I had a phase in the summer in which I tried to ‘theme’ my Instagram, uploading bordered, similarly filtered images, three times a day, with clever hashtags and formatting. It was so boring and limiting, and made absolutely no difference whatsoever to my engagement. If anything, it was worse because the images weren’t ‘real’ any more.

I’m not proud of it, but it got to the point where I was doing research to try and understand Instagram’s algorithms to figure out why my images weren’t doing as well as someone else’s.

And the long and short of it was, and still is – that actually, I really don’t care who looked at the images. I couldn’t give a shit whether Jim Bob from high school has seen my Saturday Night Out post and liked it or not. It wasn’t even about the people – it was about the numbers. And unfortunately, I was the only one in my weird, self-centred race.

The other issue of that was some serious stalking. I think it’s okay to dabble in some light stalking, we all do it to some extent, especially when people leave their lives so open online. However, when you’re 29 weeks into some bird’s photos you don’t even know, it’s time to step away from the smartphone, lady.

Going cold Turkey

Halfway through a bottle of wine, and having just had that heart-stopping moment of accidentally liking someone’s picture I wasn’t even following (maybe they won’t notice, surely they wont notice? Note: THEY’LL FUCKIN’ NOTICE, YOU DOUGHNUT), I deleted all of my social media apps.

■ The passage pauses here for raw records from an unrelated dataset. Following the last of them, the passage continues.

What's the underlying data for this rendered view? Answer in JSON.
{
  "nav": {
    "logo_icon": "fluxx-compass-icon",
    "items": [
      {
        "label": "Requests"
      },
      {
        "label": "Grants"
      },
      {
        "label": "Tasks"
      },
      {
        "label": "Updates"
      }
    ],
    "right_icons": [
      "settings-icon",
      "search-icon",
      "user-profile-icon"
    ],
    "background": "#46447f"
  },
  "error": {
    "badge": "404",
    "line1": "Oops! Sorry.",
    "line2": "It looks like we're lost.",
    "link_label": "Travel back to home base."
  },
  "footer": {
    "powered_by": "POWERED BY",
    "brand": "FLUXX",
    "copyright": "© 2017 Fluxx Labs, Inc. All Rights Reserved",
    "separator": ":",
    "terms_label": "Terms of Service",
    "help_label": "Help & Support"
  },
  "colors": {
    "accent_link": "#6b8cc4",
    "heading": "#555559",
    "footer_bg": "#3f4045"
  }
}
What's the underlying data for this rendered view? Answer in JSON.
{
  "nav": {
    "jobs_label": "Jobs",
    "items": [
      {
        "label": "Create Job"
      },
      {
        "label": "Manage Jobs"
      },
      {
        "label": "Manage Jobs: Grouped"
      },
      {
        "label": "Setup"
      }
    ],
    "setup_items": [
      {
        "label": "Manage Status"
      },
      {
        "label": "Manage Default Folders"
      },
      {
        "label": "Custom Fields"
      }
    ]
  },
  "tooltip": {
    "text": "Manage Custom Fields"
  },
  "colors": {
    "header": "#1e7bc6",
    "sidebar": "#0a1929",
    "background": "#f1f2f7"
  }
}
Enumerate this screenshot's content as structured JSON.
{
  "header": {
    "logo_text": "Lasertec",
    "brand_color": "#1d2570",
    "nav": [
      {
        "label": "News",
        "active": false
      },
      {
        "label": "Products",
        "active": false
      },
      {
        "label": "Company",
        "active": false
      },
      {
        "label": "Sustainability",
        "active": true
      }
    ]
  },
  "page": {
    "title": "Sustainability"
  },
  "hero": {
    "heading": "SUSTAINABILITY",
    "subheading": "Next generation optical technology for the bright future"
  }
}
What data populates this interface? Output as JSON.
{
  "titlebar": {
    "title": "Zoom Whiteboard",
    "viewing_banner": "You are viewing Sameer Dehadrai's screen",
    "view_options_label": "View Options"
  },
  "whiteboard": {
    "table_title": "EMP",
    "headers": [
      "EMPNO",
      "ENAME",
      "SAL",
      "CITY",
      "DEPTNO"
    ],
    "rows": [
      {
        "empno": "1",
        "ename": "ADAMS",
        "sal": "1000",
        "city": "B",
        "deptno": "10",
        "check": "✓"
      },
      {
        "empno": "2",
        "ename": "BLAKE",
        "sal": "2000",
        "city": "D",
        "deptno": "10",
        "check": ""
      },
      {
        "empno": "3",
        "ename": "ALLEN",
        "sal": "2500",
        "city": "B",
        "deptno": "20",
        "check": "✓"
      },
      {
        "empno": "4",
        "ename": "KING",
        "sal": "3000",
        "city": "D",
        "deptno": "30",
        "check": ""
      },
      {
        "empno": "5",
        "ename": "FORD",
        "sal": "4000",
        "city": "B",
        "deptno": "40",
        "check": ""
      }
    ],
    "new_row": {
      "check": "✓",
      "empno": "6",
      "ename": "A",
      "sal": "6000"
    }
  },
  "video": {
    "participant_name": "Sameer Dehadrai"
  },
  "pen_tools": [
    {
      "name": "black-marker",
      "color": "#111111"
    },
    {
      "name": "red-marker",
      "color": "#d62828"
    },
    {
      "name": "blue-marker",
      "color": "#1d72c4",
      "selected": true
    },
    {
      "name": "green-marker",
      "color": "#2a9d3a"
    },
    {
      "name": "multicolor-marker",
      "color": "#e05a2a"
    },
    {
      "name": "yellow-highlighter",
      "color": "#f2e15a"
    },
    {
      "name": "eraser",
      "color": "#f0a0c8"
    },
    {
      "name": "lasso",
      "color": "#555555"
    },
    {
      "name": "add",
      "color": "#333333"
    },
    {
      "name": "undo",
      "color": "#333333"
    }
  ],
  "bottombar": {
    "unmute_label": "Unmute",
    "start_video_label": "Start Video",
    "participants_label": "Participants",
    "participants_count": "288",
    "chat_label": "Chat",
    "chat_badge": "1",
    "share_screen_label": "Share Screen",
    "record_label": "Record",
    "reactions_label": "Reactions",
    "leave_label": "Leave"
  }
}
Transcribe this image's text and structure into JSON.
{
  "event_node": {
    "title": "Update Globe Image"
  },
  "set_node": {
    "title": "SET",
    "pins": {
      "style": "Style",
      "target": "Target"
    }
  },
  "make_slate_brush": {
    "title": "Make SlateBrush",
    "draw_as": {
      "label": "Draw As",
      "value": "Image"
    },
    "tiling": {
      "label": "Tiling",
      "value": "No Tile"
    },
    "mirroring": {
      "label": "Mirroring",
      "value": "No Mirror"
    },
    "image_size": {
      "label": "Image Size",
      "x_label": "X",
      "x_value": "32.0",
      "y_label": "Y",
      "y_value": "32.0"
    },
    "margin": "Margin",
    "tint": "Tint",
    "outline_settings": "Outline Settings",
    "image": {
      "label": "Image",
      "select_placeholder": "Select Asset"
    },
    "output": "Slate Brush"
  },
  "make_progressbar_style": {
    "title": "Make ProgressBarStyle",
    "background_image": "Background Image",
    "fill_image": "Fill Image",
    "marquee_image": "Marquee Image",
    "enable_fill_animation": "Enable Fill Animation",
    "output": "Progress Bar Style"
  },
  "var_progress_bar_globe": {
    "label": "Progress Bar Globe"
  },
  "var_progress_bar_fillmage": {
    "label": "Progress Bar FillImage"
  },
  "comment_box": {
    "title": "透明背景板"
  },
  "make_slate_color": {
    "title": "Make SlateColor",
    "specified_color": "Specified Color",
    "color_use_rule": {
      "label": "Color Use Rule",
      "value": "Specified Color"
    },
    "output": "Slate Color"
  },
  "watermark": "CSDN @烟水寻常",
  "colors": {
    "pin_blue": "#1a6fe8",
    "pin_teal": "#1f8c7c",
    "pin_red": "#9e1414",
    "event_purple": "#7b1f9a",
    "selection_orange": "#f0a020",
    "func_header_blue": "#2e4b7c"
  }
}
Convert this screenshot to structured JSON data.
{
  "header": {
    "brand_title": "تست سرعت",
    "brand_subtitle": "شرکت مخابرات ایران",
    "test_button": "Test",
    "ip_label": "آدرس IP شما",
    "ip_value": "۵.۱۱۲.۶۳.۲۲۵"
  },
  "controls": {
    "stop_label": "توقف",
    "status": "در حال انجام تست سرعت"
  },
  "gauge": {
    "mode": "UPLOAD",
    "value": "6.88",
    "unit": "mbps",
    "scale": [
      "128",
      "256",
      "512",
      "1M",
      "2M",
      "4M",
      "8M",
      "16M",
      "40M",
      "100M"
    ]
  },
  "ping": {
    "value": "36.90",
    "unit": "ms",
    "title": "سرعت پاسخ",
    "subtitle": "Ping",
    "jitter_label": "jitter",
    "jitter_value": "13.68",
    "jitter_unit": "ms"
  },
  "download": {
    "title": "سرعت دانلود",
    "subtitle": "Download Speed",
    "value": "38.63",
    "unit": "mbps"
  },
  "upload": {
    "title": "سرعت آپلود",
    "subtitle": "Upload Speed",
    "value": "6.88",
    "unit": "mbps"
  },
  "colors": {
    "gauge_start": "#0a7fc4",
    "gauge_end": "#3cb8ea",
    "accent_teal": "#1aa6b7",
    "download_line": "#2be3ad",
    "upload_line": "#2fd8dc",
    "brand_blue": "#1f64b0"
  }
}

Now, I’m clearly back on social media. You may not have even noticed I’d gone. However, the way I’m using it is a lot different now.

It was really hard, though. The next morning, I’d forgotten I’d done it and went to look at Instagram. Cold reality settling, I did something else. In fact, I ‘did something else’ a lot, whenever I found myself unlocking my phone for no other reason than to scroll through someone else’s life or post some picture for likes. I read the news, read a book, I wrote for my blog, I researched things for my new job, for travelling, for my health. I went for a ‘walk’ spontaneously for the first time in my life.

Switching off

The first couple of days were tough, and what shocked me was the amount of times I’d have that urge to open an app. Any spare second and I’d go to open one. Over the course of the next couple of weeks though, I found myself thinking less and less of social media. I even watched an entire film through with Will, without having a sly scroll.

However, I need social media, for my job, blog and general knowledge. I decided to reinstall and set myself limits. Ten minutes max, twice a day – no stalking whatsoever. To aid this, I did a massive unfollow / unfriend cull.

It has worked! Instead of scrolling endlessly, I usually have a purpose and I am much more able to switch off.

So for now, I’m back on social media. Still liking, still scrolling – but on a much smaller scale. And the numbers? Yeah, I might still post a selfie if I’m particularly feeling myself that day, but I realise that what’s important is whether I like the picture, not anyone else. I also know that some people think I’m beautiful and awesome no matter what – and that’s what I care about.

Interested in my thoughts? Read this open letter to bitchy high school teacher.